LAMMPS will do what the forces tell it to do. So, if you have unexpected behavior it is usually that you have input something that is inconsistent or not suitable. For example, have you considered, that your force field parameters may not be suitable for the geometry that you are simulating?
A simple plain Lennard-Jones potential is somewhat limited in what kind of systems and geometries it can represent well.

It was a very good and useful comment. I’ll check it.
Thank you.

Yes sure. I’ll do it again.
Thanks.

Yes, I checked all the parameters as far as I could.

That kind of statement is the equivalent of “trust me, I know what I am doing” and thus has no value in the context of scientific research. Your posts and questions do not inspire such trust.

Unless you can provide confirmation from an independent and reputable source, that those parameters have been verified to be suitable for the kind of system you are simulating, they have to be considered questionable, if the results of the simulation are not as expected. The fact, that your default Lennard-Jones cutoff is set to a rather unusually short 2.5 Angstrom is very suspicious.

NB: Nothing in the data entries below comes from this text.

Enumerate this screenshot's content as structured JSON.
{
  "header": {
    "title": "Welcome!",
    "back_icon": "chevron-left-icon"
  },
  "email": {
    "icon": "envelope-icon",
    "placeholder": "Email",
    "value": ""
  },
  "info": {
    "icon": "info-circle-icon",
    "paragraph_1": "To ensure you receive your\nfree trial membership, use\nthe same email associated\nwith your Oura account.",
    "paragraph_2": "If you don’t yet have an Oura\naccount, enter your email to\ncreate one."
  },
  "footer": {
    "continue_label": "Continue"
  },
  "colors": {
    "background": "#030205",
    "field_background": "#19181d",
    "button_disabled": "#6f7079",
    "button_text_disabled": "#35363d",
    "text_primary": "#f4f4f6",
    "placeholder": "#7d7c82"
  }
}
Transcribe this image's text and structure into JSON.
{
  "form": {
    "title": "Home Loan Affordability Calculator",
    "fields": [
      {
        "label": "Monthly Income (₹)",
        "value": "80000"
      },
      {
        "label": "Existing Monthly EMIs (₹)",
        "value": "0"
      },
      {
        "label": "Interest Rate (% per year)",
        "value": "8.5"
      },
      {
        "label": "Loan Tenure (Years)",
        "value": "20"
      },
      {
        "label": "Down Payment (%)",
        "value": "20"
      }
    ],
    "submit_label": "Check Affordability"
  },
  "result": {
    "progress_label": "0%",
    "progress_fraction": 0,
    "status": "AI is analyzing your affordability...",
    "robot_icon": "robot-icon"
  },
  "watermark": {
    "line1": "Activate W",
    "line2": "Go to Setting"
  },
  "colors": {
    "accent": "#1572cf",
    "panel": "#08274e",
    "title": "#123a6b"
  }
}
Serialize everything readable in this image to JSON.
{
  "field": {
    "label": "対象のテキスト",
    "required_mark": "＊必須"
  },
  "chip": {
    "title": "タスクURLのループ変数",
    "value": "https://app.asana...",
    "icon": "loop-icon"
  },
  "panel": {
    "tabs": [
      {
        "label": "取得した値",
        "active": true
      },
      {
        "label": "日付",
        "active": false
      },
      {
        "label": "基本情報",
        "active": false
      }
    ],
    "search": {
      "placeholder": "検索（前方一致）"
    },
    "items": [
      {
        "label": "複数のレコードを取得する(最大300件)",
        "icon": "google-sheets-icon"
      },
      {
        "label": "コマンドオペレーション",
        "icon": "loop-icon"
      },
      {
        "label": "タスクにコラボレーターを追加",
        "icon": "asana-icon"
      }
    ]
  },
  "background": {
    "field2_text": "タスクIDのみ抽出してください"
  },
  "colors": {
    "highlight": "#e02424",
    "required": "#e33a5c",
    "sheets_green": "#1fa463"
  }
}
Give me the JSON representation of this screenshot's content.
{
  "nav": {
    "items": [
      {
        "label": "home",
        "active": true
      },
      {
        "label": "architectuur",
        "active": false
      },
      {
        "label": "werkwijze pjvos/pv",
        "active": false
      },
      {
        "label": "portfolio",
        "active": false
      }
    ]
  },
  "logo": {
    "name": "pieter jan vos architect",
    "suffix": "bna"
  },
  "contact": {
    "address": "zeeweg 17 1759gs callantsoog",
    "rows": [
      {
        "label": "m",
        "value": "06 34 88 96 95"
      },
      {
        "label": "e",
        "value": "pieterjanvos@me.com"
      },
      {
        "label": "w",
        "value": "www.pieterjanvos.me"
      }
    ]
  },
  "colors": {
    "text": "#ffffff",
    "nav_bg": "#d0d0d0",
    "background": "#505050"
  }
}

Thank you for your kindness.
Unfortunately, this parameter was not specified in the reference article and they did not reply to my email.